These results suggest that a first impression of someone as lazy or hypocritical actively inhibits the consideration of other information that might be important to understanding that person or the issue at hand. In the smoking and airplane examples, the son and Jim foolishly focus on the father’s and Gore’s hypocrisy rather than on the perils of smoking or the human contribution to global warming.
In fact, if the son and Jim had focused on the issues, they might have viewed the father’s and Gore’s behavior radically differently. Consider what Dad’s smoking suggests: Dad believes smoking is bad for him, yet he continues to smoke because, of course, he is addicted. So Dad’s behavior—his hypocrisy—actually supports his point that smoking is addictive. Gore’s behavior also bolsters one of his arguments for change in national energy policy: that certain ingrained aspects of the American lifestyle, such as our penchant for driving SUVs and distaste for riding city buses, lead to environmental irresponsibility—even Gore cannot escape it. (To his credit, Gore compensates for his plane trips by buying carbon offsets, which pay for projects that reduce greenhouse gas emissions.)

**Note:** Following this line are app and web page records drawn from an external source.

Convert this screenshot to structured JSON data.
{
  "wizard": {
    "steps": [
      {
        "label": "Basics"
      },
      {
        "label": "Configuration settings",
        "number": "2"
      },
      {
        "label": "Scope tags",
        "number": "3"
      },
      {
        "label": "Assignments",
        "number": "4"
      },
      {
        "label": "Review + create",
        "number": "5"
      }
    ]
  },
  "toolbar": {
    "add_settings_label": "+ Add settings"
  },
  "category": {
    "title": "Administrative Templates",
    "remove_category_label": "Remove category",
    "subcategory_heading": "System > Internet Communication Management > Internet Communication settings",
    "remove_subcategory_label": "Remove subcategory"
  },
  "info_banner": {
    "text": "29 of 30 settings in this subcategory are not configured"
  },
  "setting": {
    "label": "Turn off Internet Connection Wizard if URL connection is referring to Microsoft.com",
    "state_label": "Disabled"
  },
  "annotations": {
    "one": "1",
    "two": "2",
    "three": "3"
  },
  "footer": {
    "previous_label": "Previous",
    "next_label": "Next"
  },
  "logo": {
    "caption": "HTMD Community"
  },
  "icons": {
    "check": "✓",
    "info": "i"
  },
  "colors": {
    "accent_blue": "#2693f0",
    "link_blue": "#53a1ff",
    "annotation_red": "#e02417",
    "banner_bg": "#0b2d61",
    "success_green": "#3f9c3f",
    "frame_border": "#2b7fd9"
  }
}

Of course, hypocrisy does not always support the hypocrite’s view. Spitzer’s visits to prostitutes do nothing to reinforce his official opposition on prostitution. And in some cases, hypocrisy has precisely the significance that the son and Jim assign to it: it is reason enough to dismiss a source because the person has lost his credibility. For example, when the preacher who presents himself as a moral authority gets caught having an adulterous affair, his followers may rightly call his teachings into question.
Thus, hypocrisy is sometimes sufficient to undermine a person’s authority. It can warrant the thought, “Why pay attention to what he says?” But hypocrisy does not always have this effect, as the Dad and Gore cases show.
Whether hypocrisy is relevant to a person’s credibility usually depends on the content of the hypocrite’s statements. And yet hypocrisy charges, as they are popularly deployed, tend to short-circuit rational examination of that content. To skirt this danger, people should suppress their instinctual responses to accusations of duplicity so that they can focus on the real issues at hand. Such concentration is essential to our ability to rationally judge our leaders, colleagues and friends as well as to make decisions about important social issues that affect our lives.